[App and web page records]

____

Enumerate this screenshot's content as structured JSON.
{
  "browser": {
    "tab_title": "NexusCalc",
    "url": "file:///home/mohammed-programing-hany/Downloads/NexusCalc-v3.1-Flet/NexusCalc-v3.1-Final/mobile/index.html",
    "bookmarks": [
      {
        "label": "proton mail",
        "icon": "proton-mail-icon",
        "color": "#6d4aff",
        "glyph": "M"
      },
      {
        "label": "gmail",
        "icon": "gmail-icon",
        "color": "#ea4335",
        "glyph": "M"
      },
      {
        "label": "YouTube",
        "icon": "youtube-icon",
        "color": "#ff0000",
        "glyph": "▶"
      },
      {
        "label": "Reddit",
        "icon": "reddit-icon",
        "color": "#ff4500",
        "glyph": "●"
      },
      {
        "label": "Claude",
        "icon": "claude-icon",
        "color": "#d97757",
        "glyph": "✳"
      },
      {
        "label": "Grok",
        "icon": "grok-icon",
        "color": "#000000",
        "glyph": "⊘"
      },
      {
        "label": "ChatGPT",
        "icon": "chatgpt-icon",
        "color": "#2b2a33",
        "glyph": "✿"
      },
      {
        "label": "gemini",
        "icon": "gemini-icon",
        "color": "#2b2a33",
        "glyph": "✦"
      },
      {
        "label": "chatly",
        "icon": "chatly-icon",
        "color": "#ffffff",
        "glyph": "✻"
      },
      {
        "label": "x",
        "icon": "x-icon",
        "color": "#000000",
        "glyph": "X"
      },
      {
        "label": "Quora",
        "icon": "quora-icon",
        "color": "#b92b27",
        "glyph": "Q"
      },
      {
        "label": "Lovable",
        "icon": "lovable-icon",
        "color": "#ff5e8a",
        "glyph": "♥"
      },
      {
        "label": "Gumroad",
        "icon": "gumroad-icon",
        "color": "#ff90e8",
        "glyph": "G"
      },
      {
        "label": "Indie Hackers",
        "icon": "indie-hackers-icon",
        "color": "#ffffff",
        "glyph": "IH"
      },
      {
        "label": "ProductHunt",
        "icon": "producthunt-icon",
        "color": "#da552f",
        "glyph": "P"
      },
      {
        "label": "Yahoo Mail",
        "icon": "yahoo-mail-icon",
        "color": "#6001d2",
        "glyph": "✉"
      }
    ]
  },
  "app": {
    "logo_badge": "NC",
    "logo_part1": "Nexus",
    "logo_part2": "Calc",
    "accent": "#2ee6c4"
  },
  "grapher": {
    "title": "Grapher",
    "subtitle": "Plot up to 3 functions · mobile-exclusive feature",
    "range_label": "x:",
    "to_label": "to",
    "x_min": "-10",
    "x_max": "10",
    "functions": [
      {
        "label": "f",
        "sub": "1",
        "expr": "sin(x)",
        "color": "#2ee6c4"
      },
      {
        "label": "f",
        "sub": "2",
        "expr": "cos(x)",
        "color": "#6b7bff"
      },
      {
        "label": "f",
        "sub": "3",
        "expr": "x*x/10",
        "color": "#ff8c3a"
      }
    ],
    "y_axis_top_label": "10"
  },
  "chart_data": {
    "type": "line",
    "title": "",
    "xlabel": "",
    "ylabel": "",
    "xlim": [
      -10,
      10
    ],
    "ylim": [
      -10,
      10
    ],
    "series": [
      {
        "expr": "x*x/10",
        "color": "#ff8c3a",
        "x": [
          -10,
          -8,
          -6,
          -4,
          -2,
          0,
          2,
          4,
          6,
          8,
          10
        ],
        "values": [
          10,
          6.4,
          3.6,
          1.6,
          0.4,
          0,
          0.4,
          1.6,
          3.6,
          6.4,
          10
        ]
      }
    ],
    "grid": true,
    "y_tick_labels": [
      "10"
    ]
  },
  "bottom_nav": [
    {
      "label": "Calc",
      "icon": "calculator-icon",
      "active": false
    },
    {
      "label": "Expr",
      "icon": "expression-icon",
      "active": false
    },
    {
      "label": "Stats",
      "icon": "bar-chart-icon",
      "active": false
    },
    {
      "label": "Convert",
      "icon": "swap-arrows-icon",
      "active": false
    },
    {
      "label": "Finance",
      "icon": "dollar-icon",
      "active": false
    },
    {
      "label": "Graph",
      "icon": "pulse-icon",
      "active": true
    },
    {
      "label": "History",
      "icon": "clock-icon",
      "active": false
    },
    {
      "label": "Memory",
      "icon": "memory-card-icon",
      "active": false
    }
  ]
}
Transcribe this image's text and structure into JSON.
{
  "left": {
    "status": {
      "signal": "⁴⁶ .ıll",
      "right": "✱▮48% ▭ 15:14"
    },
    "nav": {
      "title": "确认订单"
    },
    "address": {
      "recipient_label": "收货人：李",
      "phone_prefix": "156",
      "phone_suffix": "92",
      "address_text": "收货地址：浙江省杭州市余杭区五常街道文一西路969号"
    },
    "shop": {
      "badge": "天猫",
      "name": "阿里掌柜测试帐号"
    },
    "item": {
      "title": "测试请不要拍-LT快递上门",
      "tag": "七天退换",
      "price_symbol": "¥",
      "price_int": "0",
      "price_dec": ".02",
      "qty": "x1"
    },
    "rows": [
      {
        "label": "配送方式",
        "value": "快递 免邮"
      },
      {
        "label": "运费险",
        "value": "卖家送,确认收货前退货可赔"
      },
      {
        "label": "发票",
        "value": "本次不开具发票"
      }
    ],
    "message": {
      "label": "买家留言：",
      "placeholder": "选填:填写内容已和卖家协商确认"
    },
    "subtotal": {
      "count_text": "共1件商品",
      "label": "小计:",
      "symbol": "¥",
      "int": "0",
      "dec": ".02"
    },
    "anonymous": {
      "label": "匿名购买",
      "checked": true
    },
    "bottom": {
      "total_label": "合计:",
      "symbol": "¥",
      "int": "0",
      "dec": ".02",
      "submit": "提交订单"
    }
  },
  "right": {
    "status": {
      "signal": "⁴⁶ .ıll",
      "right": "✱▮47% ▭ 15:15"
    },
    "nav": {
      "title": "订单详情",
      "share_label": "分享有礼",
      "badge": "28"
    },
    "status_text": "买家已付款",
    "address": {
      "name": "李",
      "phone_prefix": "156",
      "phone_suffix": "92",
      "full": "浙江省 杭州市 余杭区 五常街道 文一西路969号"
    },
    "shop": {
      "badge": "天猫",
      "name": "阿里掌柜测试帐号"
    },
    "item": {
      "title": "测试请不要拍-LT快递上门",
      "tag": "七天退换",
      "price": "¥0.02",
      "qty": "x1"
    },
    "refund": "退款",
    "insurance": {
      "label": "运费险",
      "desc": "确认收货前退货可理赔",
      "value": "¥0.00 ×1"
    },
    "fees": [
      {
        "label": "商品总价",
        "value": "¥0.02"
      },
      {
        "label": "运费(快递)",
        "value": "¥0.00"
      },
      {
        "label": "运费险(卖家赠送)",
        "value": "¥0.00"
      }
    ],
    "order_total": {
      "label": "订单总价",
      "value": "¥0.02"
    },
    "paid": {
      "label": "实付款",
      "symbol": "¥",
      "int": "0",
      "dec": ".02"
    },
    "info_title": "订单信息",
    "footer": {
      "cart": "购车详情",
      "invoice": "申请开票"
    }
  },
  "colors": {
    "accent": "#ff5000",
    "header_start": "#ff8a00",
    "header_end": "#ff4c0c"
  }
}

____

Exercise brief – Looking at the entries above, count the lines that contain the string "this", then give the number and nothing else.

Exercise response – 2